- CAMPUS LIFE
Punk rock and world music may not make sense together at first thought, but the band Firewater has fused cultural music from the Middle East and elsewhere with punk rock, creating a fresh and original blend of musical forms that challenges listeners in how they perceive both. To make the album Tod A spent time in Turkey and Israel during the Arab Spring of 2011, and the impact of that tumultuous time can definitely be heard in the music. The new album, International Orange!, was mixed by Tamir Muskat of Balkan Beat Box. Interview by Neil Ferguson.
Your new album has a lot different influences and musical elements. Talk about how you came upon the "world punk" sound.
I started getting fairly bored with strictly “American” music several years ago: everything sounded so sanitized, compartmentalized and and corporatized. Living in NYC exposed me to musical traditions, styles and rhythms from all over. Those flavors naturally seeped into my songwriting.
Describe the experience of working on the album in Tel Aviv and Istanbul during the time period that you were there. What was the environment like and how did that weigh on you musically?
We recorded in Istanbul during the middle of the Flotilla Crisis, a conflict between Turkey and Israel over Israel's blockading of Palestinian aid. At one point, it looked like the two countries would go to war. I liked the fact that during that scary time, Turks and Israelis were collaborating musically on this record. Tel Aviv is a crazy town. Nobody knows how long they've got, so they tend to live very much in the moment. Being there was surreal yet inspiring, with all the revolutions going on so nearby. Imagine the people of Canada and Mexico rising up and overthrowing their governments. That's sort of what it felt like.
Did you encounter any difficulties (politically or other) in being able to make record in either of those places?
Thankfully, no. In my experience, ordinary people can usually find a way to get along. Governments are a different story. I did have to cancel my plan to travel overland through Syria. I still want to do a trip through Iran. That will be the next place to blow up. Mark my words.
How different was the experience from recording an album in America or even Europe?
The studios were cheaper and the hummus was much, much tastier. Seriously, I think some of the energy of the place you record in inevitably gets captured on tape. Istanbul is a high-energy place, full of youth and optimism – pretty different from the feeling I get in most parts of America these days.
Are there any particular artists currently making music that you feel relate to your sound or that you just really enjoy?
Yes! There are many. But the band I'm most excited about at the moment is The Bombay Royale. I don't know where they've been my whole life. They do surf covers of classic Bollywood songs from the golden age of experimentalism (the 60's and 70's). I've been a huge fan of the genre for many years, and now I can hear it in hi-fi! Buy their record immediately.
How did you connect with the folks at Bloodshot Records?
Their label manager, Scott Schaefer, is an old buddy. Any friend of his is a friend of ours. We're very happy with Bloodshot, though I think they find us a little peculiar.

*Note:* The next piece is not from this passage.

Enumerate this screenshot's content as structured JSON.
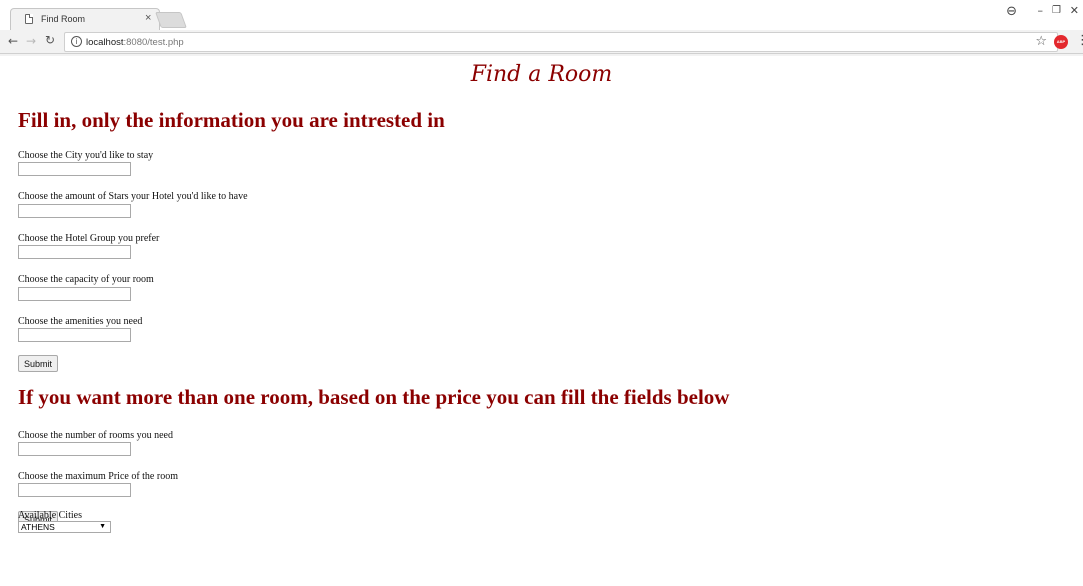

Talk about your upcoming Austin show at Red7.
The basic plan is to drink copious amounts of [Shiner] Bock and rock the house. Don't forget your dancing shoes. We don't tour the states too often anymore, so we're really looking forward to it. Austin is always a major highlight of the trip: an oasis of sanity in a dark desert of creeping conservatism. We'll play some of “International Orange!” but lots of old stuff as well. Sort of a 'greatest hits and misses'. Truly hope to see you there.